The Montana Freedom Caucus, which issued the statement that included the insurrection description, also demanded that Zephyr be disciplined. The group includes 21 Montana Republican lawmakers, or a little less than a third of Republicans in the Legislature. It was founded in January with the encouragement of U.S. House Freedom Caucus member Rep. Matt Rosendale, a hardline Montana conservative who backed Trump’s false statements about fraud in the 2020 presidential election.
Republican lawmakers eventually voted to bar Zephyr from participating on the House floor, forcing her to vote remotely. Notably, Republicans largely avoided referencing insurrection when discussing the motion, but some did accuse Zephyr of attempting to incite violence and putting her colleagues at risk of harm.
The Montana and Tennessee examples follow at least two other statehouse protests that prompted cries of “insurrection” from Republicans.
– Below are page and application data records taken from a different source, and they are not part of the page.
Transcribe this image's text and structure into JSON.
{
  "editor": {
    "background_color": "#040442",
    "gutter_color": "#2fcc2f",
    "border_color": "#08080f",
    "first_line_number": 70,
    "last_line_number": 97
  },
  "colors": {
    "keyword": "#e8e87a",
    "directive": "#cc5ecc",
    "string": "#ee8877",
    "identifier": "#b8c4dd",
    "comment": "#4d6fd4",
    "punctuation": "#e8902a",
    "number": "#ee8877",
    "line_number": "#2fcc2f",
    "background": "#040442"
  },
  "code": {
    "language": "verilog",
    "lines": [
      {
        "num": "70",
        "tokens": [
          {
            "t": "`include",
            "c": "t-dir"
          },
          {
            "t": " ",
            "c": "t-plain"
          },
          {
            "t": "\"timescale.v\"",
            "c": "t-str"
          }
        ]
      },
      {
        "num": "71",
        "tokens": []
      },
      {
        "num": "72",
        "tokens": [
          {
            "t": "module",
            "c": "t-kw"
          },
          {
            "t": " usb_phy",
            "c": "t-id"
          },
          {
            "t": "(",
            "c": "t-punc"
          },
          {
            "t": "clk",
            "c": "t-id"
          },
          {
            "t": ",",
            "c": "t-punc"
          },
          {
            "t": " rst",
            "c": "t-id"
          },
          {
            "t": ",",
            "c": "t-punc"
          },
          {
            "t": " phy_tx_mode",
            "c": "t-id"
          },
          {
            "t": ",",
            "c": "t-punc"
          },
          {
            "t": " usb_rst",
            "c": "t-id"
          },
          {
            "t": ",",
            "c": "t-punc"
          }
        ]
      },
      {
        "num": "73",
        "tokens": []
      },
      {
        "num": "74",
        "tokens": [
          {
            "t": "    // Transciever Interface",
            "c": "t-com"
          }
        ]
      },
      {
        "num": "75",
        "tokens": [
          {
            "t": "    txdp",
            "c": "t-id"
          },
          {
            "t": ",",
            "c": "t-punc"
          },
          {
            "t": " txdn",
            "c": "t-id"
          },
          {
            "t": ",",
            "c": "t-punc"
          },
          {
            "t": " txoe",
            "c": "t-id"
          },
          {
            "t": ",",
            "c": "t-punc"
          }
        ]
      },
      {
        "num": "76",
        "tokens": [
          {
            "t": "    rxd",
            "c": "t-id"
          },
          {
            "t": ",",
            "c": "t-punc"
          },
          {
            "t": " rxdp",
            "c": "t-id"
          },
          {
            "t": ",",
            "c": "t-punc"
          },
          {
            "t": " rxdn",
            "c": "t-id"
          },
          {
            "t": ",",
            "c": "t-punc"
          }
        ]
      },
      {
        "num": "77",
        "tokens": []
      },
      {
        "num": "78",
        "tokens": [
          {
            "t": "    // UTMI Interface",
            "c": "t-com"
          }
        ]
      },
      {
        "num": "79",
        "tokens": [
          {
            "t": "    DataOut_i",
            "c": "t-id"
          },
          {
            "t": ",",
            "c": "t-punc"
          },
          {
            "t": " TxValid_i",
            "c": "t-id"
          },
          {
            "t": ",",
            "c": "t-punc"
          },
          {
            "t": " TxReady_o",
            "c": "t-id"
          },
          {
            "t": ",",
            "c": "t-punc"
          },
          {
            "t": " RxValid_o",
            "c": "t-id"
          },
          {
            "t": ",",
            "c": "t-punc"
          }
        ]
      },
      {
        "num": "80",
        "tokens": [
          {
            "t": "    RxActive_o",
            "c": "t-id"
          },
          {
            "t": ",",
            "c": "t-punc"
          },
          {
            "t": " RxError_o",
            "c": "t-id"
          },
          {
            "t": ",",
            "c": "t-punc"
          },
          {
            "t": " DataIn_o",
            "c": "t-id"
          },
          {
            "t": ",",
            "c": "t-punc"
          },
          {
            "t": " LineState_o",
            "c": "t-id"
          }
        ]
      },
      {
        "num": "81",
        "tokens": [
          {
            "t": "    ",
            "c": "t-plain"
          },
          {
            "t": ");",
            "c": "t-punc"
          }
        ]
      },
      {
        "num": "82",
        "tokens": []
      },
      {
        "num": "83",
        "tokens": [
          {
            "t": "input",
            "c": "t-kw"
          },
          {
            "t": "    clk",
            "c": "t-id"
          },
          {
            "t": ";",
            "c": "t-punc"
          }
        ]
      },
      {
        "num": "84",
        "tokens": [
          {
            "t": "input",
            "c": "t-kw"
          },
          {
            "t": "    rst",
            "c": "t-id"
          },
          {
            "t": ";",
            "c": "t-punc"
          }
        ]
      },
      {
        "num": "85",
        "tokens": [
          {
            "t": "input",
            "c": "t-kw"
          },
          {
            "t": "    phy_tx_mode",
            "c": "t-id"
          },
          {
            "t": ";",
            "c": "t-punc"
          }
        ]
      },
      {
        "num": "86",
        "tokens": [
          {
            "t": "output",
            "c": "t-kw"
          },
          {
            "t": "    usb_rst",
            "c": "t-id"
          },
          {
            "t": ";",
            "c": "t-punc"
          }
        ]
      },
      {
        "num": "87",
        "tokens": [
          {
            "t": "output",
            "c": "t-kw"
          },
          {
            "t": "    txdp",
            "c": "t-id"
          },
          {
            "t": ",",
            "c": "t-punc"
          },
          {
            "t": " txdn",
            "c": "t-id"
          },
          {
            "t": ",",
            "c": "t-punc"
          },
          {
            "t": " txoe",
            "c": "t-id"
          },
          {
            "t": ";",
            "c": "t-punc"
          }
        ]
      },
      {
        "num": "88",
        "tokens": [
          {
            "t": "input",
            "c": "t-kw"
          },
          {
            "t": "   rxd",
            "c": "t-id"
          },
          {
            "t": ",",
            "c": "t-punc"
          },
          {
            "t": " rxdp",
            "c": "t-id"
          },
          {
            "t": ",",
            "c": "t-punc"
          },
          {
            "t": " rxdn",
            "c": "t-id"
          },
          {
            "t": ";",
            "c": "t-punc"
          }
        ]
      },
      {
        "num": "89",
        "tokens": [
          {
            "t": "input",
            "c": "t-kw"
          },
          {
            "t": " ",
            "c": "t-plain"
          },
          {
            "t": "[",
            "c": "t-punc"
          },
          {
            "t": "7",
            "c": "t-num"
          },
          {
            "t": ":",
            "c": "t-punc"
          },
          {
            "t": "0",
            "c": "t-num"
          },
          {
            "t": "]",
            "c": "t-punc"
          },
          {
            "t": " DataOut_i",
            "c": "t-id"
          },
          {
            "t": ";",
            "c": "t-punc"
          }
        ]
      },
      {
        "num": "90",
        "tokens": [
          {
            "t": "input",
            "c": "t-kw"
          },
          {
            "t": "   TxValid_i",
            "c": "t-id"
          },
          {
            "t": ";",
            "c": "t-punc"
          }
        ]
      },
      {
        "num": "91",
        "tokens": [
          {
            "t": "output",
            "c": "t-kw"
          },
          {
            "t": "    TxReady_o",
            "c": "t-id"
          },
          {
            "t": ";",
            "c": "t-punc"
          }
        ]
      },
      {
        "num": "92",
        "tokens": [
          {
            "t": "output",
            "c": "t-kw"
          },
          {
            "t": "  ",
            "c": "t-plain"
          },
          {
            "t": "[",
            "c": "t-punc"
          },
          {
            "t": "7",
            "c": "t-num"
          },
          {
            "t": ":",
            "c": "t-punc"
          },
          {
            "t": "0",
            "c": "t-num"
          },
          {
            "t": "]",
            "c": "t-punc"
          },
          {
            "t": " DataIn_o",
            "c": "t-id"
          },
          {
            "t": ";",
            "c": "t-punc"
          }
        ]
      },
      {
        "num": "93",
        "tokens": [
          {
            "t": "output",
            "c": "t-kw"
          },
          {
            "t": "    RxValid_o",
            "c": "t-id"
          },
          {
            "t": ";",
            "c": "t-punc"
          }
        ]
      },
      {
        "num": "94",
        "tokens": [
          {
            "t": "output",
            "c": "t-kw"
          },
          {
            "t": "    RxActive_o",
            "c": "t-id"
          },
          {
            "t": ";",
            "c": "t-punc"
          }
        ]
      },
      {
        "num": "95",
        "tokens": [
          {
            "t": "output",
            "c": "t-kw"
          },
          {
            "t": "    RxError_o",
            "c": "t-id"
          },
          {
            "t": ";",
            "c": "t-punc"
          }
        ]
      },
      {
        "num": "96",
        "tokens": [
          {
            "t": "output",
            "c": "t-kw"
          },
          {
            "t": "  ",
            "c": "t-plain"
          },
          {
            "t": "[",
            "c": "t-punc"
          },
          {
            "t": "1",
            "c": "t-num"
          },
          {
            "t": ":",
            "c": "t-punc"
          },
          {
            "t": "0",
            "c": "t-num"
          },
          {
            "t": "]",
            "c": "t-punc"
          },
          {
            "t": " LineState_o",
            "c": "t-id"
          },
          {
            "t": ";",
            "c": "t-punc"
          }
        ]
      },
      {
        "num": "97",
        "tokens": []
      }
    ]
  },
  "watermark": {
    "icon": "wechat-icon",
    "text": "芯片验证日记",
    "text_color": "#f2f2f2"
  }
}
Donald Trump Jr. cited “insurrection” in February in a tweet claiming transgender activists had taken over and occupied the Oklahoma Capitol. But according to local news reports, hundreds of supporters of transgender rights who rallied against a gender-affirming care ban before the Republican-controlled Legislature were led in through metal detectors by law enforcement and protested peacefully.
In Minnesota, some conservative commentators used the word insurrection earlier this month as demonstrators gathered peacefully outside the Senate chambers while lawmakers in the Democratic-controlled Legislature debated contentious bills ranging from LGBTQ issues to abortion. There was no violence or damage.
The rhetoric lines up with the refusal among many Republicans to acknowledge that the Jan. 6 attack was an assault on American democracy and the peaceful transfer of power.
“My colleagues across the aisle have spent so much time trying to silence the minority party that anyone speaking up and amplifying their voice probably strikes them as insurrectionist, even though it doesn’t resemble anything like it,” said Clemmons, the Democratic lawmaker in Tennessee.
Kruesi reported from Nashville and Swenson from New York. Associated Press writers Kate Brumback in Atlanta; Steve Karnowski in St. Paul, Minnesota; Sam Metz in Salt Lake City and Gary Robertson in Raleigh, North Carolina, contributed to this report.